# Dataset rows for apps and sites
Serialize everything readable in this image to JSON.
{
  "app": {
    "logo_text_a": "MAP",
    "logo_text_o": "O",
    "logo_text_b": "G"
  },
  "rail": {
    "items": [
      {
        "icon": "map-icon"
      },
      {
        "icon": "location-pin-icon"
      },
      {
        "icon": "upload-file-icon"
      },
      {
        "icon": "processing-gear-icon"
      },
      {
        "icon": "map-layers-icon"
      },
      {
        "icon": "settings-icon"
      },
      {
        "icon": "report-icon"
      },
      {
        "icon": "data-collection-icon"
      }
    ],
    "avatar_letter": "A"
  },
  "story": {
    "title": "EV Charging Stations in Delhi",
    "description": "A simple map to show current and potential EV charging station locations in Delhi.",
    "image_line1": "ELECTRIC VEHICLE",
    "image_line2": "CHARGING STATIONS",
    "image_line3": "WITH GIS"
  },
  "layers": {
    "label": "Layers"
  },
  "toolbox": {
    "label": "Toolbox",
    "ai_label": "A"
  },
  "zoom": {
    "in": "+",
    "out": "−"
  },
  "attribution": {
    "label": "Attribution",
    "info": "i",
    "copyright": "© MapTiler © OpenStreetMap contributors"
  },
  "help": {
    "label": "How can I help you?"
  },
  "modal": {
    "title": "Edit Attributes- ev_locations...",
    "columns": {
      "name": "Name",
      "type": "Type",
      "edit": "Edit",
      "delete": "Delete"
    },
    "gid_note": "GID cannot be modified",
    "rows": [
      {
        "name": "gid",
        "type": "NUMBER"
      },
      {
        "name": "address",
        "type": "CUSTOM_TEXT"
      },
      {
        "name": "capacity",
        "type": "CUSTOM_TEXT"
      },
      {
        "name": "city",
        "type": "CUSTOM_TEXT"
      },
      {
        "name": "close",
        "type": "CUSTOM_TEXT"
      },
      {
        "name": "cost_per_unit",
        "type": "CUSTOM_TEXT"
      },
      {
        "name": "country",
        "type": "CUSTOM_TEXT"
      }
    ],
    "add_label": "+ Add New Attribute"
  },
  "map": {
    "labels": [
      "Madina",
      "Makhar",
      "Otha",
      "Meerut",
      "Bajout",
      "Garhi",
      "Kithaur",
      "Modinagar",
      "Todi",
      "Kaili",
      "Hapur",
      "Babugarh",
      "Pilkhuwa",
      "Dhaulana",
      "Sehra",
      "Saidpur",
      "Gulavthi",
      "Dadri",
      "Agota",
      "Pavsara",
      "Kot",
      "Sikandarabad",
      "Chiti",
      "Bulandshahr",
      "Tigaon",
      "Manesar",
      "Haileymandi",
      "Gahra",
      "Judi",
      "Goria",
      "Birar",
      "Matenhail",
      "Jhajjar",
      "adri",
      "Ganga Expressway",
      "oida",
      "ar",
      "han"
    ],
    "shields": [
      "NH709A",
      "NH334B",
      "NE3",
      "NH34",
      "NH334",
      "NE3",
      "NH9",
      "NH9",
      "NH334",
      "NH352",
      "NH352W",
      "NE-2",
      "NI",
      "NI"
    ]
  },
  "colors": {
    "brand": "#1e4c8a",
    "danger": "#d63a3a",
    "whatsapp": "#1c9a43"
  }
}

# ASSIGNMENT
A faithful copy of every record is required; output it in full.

# WRITTEN RESPONSE
Serialize everything readable in this image to JSON.
{
  "app": {
    "logo_text_a": "MAP",
    "logo_text_o": "O",
    "logo_text_b": "G"
  },
  "rail": {
    "items": [
      {
        "icon": "map-icon"
      },
      {
        "icon": "location-pin-icon"
      },
      {
        "icon": "upload-file-icon"
      },
      {
        "icon": "processing-gear-icon"
      },
      {
        "icon": "map-layers-icon"
      },
      {
        "icon": "settings-icon"
      },
      {
        "icon": "report-icon"
      },
      {
        "icon": "data-collection-icon"
      }
    ],
    "avatar_letter": "A"
  },
  "story": {
    "title": "EV Charging Stations in Delhi",
    "description": "A simple map to show current and potential EV charging station locations in Delhi.",
    "image_line1": "ELECTRIC VEHICLE",
    "image_line2": "CHARGING STATIONS",
    "image_line3": "WITH GIS"
  },
  "layers": {
    "label": "Layers"
  },
  "toolbox": {
    "label": "Toolbox",
    "ai_label": "A"
  },
  "zoom": {
    "in": "+",
    "out": "−"
  },
  "attribution": {
    "label": "Attribution",
    "info": "i",
    "copyright": "© MapTiler © OpenStreetMap contributors"
  },
  "help": {
    "label": "How can I help you?"
  },
  "modal": {
    "title": "Edit Attributes- ev_locations...",
    "columns": {
      "name": "Name",
      "type": "Type",
      "edit": "Edit",
      "delete": "Delete"
    },
    "gid_note": "GID cannot be modified",
    "rows": [
      {
        "name": "gid",
        "type": "NUMBER"
      },
      {
        "name": "address",
        "type": "CUSTOM_TEXT"
      },
      {
        "name": "capacity",
        "type": "CUSTOM_TEXT"
      },
      {
        "name": "city",
        "type": "CUSTOM_TEXT"
      },
      {
        "name": "close",
        "type": "CUSTOM_TEXT"
      },
      {
        "name": "cost_per_unit",
        "type": "CUSTOM_TEXT"
      },
      {
        "name": "country",
        "type": "CUSTOM_TEXT"
      }
    ],
    "add_label": "+ Add New Attribute"
  },
  "map": {
    "labels": [
      "Madina",
      "Makhar",
      "Otha",
      "Meerut",
      "Bajout",
      "Garhi",
      "Kithaur",
      "Modinagar",
      "Todi",
      "Kaili",
      "Hapur",
      "Babugarh",
      "Pilkhuwa",
      "Dhaulana",
      "Sehra",
      "Saidpur",
      "Gulavthi",
      "Dadri",
      "Agota",
      "Pavsara",
      "Kot",
      "Sikandarabad",
      "Chiti",
      "Bulandshahr",
      "Tigaon",
      "Manesar",
      "Haileymandi",
      "Gahra",
      "Judi",
      "Goria",
      "Birar",
      "Matenhail",
      "Jhajjar",
      "adri",
      "Ganga Expressway",
      "oida",
      "ar",
      "han"
    ],
    "shields": [
      "NH709A",
      "NH334B",
      "NE3",
      "NH34",
      "NH334",
      "NE3",
      "NH9",
      "NH9",
      "NH334",
      "NH352",
      "NH352W",
      "NE-2",
      "NI",
      "NI"
    ]
  },
  "colors": {
    "brand": "#1e4c8a",
    "danger": "#d63a3a",
    "whatsapp": "#1c9a43"
  }
}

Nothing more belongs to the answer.